Joseph Cornell’s Dreams

Joseph Cornell

Exact Change

Joseph Cornell (1903-1972) is known for the oneiric quality of his art and films. Some of our greatest poets have worked to describe the strange power of his boxes, toy-like constructions whose playfulness and humor are anchored in a profound melancholy and loneliness. “Slot machine of visions,” wrote Octavio Paz. Cornell himself is said to have enjoyed children’s responses to his work best; perhaps because nothing prepares one for viewing a Cornell box, other than paying attention to one’s dreams.

 Catherine Corman has combed through Cornell’s voluminous diaries, now in the care of the Smithsonian’s Archives of American Art, in search of the artist’s own dreams. What she found are flashes of images and short, enigmatic narratives of illumination — the verbal equivalent of Cornell boxes. As she writes, “The dreams are not derived from waking life, but appear as if by chance. Cornell spends the day eating pastries and riding a bicycle. Falling asleep on the couch is like pulling the lever of the slot machine of visions.

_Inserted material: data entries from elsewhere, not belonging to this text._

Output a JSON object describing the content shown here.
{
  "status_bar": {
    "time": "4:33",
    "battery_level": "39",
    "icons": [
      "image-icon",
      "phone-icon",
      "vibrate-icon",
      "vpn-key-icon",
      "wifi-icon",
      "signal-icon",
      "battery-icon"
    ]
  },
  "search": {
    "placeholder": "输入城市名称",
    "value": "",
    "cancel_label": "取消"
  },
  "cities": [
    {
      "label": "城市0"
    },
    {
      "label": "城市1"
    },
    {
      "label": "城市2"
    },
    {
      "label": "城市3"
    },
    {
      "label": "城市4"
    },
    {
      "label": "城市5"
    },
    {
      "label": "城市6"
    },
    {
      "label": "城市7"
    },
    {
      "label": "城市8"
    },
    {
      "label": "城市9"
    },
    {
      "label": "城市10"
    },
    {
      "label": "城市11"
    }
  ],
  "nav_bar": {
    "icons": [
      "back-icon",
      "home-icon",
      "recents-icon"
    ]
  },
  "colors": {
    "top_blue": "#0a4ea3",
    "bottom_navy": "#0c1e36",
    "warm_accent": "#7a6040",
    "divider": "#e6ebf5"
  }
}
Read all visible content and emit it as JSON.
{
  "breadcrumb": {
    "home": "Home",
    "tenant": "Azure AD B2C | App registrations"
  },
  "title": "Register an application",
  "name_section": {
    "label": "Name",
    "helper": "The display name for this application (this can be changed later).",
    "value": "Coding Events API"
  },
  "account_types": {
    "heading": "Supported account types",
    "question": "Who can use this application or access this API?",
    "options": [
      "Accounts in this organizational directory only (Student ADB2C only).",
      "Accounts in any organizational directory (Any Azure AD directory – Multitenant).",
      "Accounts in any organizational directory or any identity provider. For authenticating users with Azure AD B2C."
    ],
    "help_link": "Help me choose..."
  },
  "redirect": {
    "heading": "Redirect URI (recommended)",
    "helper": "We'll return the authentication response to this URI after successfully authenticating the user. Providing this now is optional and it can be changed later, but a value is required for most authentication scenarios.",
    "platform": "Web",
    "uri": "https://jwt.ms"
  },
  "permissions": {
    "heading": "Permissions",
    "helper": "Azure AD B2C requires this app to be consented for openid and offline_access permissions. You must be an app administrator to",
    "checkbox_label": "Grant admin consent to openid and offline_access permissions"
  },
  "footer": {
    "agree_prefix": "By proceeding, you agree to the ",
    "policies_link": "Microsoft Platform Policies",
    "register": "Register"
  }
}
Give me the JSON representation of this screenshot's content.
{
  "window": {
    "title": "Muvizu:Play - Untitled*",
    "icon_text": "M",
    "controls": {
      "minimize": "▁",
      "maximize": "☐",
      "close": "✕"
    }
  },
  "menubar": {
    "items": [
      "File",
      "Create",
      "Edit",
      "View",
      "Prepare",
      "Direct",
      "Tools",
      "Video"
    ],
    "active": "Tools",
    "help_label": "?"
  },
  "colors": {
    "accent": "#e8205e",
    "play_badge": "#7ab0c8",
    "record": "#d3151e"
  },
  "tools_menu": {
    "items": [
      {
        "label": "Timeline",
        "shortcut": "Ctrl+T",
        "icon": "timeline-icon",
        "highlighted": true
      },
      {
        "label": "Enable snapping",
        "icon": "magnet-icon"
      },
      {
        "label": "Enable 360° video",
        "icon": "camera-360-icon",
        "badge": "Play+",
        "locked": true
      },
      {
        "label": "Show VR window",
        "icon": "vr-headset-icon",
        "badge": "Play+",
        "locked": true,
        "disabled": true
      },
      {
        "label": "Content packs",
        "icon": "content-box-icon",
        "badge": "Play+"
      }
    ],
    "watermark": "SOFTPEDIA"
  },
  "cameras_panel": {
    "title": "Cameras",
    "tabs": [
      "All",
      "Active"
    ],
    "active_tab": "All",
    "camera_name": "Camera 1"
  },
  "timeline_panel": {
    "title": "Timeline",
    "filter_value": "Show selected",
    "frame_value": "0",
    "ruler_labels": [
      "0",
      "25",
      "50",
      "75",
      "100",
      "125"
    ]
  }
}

Images of naiads, lambs, and the ocean appear.”

160 pages
Perfect binding